AIM OF THE EXERCISE :: Copy, in full, each line of the material that holds the word "File".
⁂
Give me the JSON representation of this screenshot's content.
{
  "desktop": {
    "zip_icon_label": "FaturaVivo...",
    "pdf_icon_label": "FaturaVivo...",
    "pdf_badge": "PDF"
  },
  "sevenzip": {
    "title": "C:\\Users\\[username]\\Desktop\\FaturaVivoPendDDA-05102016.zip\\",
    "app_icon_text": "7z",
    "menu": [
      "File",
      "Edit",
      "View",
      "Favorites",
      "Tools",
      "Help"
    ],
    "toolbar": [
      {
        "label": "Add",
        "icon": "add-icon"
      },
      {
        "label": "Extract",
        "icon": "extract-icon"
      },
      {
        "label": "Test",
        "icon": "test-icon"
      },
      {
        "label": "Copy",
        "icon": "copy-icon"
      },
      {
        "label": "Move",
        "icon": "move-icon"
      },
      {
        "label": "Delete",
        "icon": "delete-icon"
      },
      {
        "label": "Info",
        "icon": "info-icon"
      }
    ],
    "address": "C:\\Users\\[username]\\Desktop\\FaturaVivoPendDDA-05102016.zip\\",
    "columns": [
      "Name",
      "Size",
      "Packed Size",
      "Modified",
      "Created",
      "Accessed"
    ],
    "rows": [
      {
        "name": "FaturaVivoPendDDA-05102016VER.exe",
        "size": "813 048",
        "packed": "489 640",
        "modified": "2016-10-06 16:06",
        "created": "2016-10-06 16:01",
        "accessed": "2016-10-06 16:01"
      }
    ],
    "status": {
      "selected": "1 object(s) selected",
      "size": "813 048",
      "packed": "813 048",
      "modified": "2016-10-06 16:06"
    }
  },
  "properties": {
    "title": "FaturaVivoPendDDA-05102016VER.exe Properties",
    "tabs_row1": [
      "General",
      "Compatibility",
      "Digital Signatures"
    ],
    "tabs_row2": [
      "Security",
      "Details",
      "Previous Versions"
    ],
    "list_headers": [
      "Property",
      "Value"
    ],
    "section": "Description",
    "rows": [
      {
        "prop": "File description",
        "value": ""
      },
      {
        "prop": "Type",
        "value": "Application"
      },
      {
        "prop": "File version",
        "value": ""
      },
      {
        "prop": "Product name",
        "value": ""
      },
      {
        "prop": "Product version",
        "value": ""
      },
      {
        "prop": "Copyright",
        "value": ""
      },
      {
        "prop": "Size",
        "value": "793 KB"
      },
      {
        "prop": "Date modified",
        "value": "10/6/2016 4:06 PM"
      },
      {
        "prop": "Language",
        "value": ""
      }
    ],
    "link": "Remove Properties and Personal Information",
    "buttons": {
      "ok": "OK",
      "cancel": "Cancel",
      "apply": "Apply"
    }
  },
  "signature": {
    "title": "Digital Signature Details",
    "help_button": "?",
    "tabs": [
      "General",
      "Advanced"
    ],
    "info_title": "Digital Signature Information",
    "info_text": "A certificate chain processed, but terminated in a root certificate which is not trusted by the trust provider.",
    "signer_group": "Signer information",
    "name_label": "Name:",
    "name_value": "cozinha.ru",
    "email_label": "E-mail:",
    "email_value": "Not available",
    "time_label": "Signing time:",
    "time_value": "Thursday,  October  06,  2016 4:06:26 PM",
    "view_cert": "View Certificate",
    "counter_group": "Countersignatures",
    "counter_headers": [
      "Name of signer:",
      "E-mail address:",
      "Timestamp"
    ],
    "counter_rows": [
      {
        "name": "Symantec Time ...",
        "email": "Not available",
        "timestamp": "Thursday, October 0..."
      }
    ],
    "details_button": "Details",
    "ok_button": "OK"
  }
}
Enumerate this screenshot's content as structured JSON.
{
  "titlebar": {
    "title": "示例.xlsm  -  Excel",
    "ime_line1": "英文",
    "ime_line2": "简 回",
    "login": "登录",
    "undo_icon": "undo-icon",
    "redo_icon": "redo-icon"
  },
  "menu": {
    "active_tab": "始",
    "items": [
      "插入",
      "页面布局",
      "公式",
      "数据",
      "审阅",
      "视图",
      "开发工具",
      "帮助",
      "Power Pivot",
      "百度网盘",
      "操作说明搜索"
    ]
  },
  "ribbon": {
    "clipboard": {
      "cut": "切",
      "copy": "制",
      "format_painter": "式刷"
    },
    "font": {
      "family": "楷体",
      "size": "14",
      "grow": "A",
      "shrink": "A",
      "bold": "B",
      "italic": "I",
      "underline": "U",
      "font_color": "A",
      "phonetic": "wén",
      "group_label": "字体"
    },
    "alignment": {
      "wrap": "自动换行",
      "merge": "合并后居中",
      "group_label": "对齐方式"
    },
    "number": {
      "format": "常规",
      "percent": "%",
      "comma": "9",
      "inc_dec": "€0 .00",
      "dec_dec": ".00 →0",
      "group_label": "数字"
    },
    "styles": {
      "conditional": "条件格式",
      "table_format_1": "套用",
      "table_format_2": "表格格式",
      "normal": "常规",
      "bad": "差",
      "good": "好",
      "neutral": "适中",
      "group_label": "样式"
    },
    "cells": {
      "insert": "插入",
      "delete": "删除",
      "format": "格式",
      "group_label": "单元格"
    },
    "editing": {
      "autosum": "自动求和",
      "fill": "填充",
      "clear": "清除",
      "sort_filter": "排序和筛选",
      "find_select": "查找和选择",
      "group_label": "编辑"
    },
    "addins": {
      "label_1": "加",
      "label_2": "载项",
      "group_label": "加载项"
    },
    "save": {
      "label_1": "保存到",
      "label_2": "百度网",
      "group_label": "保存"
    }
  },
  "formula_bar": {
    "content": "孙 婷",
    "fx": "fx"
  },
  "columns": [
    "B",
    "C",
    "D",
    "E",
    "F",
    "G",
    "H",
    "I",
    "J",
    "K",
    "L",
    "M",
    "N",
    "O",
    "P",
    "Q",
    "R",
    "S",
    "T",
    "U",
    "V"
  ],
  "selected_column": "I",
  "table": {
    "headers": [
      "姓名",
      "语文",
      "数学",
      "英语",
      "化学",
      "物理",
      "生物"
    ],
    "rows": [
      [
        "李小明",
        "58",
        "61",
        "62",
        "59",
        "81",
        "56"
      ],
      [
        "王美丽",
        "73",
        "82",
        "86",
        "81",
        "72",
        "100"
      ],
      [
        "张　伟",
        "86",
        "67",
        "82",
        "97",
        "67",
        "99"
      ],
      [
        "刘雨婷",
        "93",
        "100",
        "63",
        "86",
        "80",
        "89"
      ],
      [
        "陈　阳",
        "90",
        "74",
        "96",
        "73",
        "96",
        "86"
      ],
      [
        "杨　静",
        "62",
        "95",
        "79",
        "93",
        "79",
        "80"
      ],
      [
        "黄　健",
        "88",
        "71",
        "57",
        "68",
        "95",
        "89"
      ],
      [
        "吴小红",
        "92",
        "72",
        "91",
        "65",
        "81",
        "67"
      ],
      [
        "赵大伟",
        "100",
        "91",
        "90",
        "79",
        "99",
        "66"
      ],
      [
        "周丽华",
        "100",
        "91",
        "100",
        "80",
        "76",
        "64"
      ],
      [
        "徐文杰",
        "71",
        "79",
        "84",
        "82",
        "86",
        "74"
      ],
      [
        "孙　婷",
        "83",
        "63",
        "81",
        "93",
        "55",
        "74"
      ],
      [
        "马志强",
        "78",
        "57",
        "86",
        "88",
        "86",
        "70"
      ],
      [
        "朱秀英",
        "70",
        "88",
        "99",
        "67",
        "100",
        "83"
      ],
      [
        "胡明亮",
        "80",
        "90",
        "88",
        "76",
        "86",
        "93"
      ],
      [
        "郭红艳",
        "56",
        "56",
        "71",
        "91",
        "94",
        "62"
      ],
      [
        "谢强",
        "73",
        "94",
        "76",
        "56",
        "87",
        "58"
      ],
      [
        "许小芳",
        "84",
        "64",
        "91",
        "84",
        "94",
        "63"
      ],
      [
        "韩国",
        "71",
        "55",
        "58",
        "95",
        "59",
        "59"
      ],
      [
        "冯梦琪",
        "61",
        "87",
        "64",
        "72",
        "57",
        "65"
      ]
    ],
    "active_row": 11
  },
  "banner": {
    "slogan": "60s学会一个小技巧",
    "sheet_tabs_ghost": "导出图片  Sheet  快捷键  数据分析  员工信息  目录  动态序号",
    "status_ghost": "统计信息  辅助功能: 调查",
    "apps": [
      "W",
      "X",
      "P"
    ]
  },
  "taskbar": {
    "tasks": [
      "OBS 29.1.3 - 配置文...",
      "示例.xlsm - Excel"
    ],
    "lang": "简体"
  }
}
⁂
RESULT OF THE TASK ::
      "File",
        "prop": "File description",
        "prop": "File version",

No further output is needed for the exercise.